━━ Listed records

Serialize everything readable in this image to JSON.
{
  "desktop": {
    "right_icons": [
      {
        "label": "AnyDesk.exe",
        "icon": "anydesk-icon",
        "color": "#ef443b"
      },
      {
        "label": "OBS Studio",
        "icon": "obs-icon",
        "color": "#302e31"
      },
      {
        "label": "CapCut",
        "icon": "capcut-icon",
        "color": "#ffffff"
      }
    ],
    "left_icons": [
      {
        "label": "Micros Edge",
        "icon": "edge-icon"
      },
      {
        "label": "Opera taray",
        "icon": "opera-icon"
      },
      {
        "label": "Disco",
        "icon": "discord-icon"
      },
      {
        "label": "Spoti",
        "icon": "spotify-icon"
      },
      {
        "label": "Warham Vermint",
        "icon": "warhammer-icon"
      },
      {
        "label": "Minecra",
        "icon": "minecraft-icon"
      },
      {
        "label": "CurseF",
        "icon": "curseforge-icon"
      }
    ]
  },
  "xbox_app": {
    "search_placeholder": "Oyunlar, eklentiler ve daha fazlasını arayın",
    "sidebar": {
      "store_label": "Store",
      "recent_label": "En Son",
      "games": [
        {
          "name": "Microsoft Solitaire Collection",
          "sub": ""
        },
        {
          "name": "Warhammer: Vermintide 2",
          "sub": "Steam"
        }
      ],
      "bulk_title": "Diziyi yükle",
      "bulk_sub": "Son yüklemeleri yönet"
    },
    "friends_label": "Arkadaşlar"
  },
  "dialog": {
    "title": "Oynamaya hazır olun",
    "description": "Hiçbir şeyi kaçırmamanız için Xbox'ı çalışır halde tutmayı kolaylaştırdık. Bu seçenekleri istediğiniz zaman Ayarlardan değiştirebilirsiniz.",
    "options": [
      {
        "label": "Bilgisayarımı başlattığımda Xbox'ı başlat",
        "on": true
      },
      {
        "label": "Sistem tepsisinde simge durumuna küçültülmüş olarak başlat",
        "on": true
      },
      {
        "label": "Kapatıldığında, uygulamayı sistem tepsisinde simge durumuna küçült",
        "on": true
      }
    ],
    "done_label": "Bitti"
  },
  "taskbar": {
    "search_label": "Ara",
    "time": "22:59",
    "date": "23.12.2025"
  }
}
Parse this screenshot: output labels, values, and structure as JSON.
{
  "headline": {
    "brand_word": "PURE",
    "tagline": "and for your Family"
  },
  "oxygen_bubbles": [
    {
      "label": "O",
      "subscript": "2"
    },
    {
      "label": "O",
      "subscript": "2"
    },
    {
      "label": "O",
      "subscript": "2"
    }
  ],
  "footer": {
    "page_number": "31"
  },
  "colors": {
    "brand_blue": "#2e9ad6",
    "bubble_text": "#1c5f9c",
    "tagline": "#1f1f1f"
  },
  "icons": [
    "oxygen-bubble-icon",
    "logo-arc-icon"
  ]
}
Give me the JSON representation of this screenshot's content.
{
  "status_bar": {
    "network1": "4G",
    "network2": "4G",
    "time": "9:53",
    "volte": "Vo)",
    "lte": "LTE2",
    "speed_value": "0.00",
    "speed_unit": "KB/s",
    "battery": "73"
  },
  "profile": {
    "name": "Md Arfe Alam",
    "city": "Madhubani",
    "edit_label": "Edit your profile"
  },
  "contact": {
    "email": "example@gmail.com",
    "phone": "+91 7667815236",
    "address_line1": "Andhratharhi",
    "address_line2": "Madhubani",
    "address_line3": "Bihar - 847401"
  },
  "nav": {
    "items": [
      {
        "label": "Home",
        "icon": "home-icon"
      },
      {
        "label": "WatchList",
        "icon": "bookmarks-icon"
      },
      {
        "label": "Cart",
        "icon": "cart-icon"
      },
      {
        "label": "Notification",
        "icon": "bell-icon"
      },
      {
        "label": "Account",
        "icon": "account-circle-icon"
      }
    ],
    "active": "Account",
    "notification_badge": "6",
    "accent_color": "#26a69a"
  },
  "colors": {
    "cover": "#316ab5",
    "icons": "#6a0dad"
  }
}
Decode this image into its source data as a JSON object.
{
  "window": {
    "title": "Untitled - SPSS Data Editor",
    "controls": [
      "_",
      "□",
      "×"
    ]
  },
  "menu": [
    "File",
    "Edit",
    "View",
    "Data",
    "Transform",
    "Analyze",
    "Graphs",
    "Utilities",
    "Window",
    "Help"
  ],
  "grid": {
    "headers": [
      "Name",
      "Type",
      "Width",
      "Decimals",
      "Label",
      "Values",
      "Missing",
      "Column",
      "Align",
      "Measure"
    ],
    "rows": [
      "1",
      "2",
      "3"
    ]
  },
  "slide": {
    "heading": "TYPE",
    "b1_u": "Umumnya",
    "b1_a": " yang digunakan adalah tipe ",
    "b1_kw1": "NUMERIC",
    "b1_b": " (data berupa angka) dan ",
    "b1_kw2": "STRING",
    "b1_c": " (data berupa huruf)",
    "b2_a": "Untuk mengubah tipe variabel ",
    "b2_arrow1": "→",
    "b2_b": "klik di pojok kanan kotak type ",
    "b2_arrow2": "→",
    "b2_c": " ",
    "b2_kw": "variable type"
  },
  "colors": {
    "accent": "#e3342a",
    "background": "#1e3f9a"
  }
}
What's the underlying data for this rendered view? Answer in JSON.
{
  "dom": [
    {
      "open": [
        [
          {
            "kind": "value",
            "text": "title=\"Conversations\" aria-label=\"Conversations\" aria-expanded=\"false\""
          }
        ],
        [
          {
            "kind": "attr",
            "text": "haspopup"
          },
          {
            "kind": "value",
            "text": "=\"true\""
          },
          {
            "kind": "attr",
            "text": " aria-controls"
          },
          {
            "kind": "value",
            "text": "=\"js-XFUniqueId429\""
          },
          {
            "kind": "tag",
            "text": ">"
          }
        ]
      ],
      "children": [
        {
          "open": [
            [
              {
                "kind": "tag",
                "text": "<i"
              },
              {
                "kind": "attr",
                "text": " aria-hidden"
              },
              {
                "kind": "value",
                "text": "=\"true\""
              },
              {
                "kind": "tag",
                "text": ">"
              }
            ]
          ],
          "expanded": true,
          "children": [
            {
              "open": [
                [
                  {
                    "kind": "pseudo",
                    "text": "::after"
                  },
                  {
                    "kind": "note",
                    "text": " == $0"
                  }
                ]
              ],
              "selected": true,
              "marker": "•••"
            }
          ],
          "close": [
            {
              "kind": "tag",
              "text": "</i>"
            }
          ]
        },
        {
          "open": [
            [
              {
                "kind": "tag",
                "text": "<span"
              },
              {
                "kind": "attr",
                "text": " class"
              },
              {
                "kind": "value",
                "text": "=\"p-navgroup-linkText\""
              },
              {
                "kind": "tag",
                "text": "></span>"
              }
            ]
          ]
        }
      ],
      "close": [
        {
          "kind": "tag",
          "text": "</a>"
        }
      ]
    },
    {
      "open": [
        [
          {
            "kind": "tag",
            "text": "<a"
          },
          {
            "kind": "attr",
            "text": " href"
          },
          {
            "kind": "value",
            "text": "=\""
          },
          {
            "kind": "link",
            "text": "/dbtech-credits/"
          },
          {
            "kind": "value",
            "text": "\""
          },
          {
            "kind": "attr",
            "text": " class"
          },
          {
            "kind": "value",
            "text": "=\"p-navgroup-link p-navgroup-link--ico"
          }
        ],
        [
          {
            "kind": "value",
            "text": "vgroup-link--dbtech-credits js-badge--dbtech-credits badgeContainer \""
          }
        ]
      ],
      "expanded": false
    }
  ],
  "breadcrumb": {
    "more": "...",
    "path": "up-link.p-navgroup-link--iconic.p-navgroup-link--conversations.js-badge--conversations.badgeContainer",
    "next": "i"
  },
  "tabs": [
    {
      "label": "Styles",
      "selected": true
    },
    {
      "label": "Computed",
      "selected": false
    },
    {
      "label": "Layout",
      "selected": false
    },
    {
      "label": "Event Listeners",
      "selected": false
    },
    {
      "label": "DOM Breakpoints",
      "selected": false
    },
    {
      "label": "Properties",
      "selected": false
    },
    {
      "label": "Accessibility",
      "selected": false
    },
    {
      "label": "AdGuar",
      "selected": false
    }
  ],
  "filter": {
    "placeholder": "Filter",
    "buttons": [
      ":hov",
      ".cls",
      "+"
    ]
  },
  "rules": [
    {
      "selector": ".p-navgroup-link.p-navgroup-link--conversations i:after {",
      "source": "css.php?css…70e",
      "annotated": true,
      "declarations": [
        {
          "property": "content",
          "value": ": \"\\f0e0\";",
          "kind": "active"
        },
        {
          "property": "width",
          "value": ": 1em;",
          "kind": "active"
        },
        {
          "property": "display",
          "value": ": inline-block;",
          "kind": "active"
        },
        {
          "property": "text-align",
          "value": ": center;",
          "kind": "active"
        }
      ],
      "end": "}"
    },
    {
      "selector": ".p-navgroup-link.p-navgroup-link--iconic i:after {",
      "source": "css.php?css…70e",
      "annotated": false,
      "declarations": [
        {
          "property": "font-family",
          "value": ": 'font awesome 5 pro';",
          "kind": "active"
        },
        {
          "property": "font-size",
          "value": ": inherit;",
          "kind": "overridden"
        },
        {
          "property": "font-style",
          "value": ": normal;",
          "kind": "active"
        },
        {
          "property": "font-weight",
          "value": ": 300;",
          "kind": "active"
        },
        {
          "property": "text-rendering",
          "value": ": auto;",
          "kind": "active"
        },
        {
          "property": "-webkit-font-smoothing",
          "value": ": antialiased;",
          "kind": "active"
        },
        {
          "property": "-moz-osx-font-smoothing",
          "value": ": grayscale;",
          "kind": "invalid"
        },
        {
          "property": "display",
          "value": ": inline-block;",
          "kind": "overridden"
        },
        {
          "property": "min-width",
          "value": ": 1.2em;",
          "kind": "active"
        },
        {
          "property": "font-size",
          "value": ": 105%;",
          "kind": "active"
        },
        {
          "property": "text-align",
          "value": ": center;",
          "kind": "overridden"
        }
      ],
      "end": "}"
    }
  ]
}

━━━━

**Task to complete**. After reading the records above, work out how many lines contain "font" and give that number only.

**Written solution**. 8